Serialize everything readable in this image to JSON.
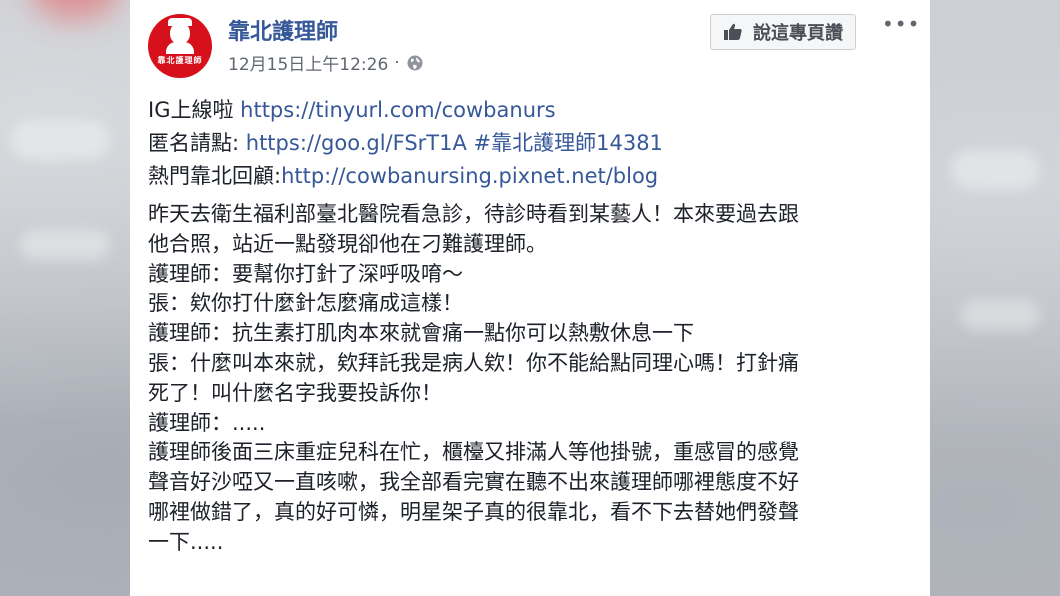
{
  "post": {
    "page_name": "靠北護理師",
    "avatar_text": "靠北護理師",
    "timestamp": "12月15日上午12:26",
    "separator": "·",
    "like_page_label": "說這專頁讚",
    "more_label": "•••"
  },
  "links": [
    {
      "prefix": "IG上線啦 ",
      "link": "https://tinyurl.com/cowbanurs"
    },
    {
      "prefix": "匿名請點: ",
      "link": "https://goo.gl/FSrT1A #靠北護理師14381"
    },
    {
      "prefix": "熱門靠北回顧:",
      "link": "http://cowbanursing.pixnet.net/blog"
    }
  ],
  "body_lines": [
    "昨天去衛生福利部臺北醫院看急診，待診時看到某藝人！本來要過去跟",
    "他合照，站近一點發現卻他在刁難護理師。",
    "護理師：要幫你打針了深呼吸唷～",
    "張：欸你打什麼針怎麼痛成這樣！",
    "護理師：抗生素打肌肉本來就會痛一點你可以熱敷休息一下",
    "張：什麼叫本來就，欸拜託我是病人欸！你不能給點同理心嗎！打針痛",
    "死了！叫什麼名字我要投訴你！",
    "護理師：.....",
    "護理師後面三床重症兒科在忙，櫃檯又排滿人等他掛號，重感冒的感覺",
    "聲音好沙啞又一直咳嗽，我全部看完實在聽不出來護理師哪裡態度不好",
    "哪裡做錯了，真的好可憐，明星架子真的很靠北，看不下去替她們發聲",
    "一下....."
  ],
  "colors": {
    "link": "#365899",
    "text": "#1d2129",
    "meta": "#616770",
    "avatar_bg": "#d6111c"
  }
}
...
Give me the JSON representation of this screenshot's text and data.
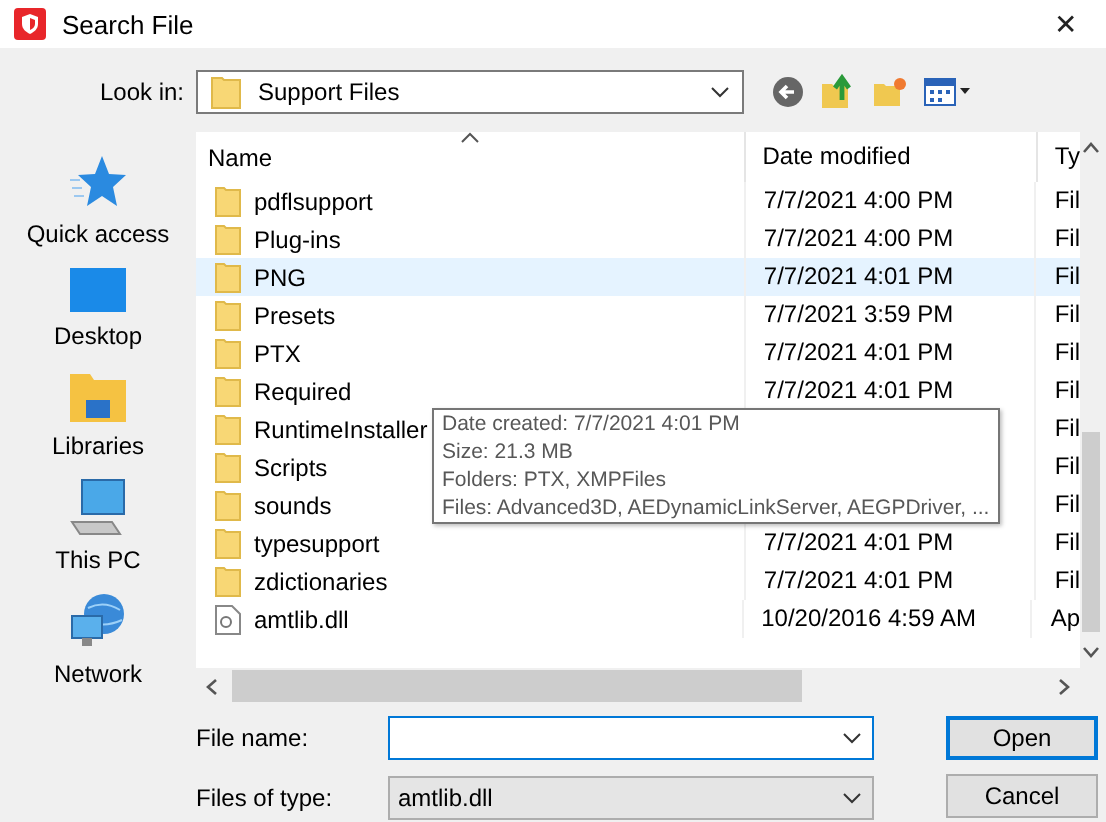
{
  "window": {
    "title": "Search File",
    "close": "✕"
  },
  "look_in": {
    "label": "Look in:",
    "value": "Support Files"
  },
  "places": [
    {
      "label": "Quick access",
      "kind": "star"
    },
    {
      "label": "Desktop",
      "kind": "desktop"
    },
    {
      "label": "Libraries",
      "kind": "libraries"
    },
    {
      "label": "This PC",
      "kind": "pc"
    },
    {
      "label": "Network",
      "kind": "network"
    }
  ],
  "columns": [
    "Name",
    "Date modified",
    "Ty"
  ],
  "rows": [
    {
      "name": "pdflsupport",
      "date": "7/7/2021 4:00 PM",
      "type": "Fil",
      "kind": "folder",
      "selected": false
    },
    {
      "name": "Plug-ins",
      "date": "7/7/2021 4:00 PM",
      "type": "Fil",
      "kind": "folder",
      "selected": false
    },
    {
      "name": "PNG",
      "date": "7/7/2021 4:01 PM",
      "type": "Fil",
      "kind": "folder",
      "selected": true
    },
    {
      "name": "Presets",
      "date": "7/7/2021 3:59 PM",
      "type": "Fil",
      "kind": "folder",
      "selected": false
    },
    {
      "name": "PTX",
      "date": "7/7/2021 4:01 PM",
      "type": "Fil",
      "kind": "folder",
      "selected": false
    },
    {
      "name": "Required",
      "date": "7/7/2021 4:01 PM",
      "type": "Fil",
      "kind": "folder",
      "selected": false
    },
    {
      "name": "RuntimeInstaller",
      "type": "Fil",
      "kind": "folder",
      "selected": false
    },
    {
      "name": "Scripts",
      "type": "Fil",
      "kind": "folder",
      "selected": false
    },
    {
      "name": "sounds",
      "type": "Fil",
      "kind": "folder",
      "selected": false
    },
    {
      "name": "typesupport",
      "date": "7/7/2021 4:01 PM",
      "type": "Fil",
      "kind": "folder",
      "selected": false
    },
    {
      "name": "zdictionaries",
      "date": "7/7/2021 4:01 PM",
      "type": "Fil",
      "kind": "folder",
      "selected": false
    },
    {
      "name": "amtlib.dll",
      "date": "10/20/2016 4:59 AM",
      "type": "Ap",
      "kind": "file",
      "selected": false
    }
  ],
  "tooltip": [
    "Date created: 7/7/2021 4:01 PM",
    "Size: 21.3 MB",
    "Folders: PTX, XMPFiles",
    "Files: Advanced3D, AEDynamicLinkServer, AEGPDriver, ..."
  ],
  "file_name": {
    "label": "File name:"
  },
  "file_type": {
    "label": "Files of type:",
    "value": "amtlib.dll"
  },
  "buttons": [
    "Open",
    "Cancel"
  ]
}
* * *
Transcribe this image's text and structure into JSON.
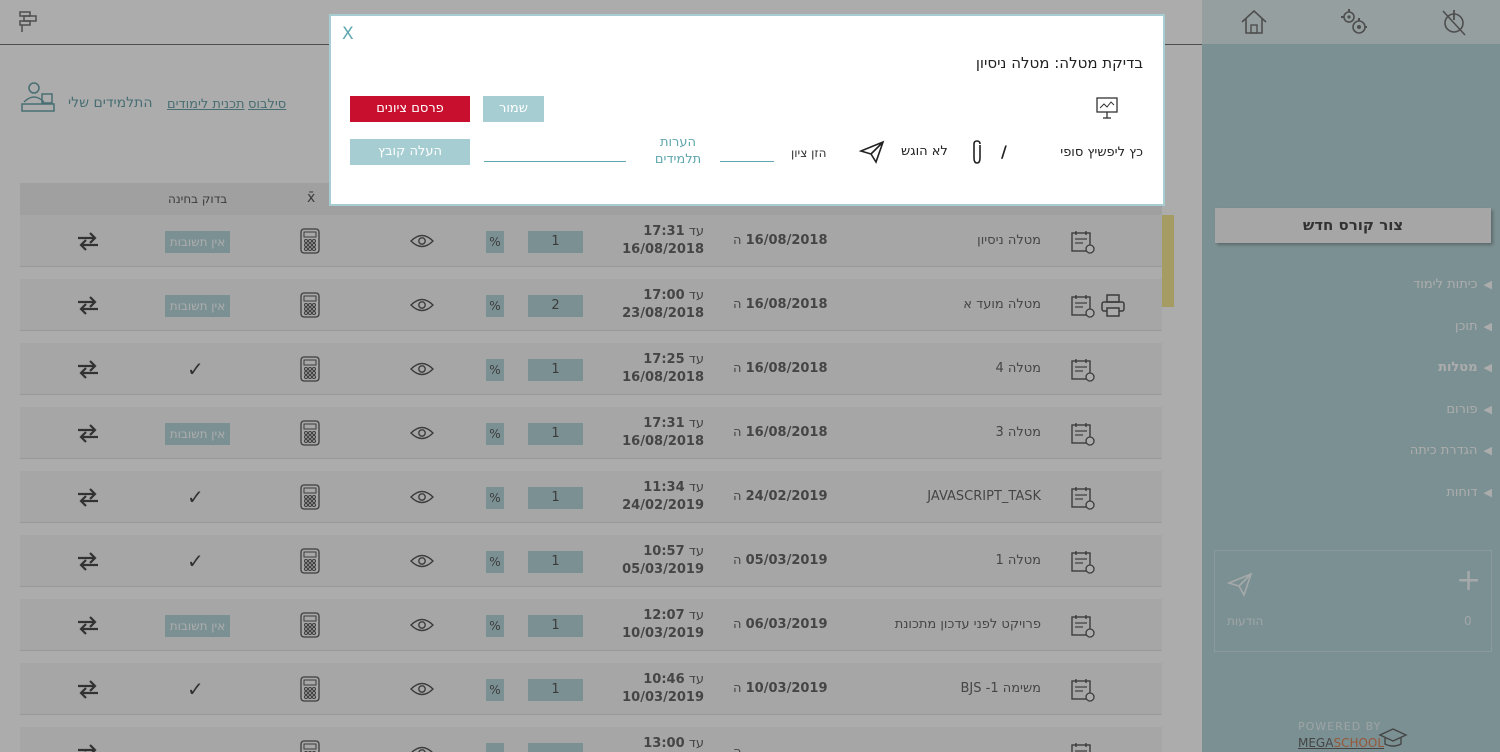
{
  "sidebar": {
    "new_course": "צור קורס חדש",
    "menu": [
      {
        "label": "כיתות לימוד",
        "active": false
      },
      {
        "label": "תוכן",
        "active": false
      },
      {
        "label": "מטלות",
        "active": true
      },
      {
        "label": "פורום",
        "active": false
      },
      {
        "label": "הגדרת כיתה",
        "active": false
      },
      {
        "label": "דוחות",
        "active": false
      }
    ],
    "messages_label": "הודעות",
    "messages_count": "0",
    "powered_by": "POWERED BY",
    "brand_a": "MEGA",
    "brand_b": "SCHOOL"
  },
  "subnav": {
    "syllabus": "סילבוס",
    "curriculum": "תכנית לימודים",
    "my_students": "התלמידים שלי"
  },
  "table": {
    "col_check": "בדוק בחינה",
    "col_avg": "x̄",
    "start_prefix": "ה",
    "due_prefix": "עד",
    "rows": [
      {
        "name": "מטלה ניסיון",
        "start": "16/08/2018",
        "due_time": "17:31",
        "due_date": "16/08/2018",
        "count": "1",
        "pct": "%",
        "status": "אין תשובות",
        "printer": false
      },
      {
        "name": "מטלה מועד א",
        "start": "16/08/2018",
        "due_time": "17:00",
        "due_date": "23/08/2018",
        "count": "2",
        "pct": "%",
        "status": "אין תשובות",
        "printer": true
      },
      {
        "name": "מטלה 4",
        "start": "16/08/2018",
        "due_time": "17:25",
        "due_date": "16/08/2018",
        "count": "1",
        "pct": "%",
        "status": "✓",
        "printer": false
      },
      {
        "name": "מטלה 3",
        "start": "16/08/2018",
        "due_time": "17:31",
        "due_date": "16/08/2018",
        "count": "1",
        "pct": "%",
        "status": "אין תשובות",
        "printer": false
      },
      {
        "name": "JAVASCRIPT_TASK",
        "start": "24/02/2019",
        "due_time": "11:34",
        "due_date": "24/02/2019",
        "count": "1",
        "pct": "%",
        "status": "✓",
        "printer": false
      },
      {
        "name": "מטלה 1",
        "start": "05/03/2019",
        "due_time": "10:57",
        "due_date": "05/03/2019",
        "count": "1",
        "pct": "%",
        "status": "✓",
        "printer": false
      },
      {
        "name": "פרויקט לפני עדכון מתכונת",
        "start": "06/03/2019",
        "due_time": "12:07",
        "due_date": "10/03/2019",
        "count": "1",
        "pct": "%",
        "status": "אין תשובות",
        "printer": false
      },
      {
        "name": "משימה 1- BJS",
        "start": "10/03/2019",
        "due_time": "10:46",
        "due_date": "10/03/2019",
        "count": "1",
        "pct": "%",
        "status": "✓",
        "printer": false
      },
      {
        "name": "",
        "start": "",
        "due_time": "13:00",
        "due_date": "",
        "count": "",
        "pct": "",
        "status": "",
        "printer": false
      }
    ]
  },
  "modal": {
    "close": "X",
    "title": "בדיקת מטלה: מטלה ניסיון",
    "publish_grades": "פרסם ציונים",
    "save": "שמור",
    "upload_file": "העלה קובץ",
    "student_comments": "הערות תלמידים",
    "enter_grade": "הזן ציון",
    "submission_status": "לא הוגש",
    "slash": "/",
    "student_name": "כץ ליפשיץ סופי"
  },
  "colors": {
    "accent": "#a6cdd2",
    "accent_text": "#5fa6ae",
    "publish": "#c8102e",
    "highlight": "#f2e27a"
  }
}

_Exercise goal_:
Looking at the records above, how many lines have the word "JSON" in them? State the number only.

_Response to the task_:
3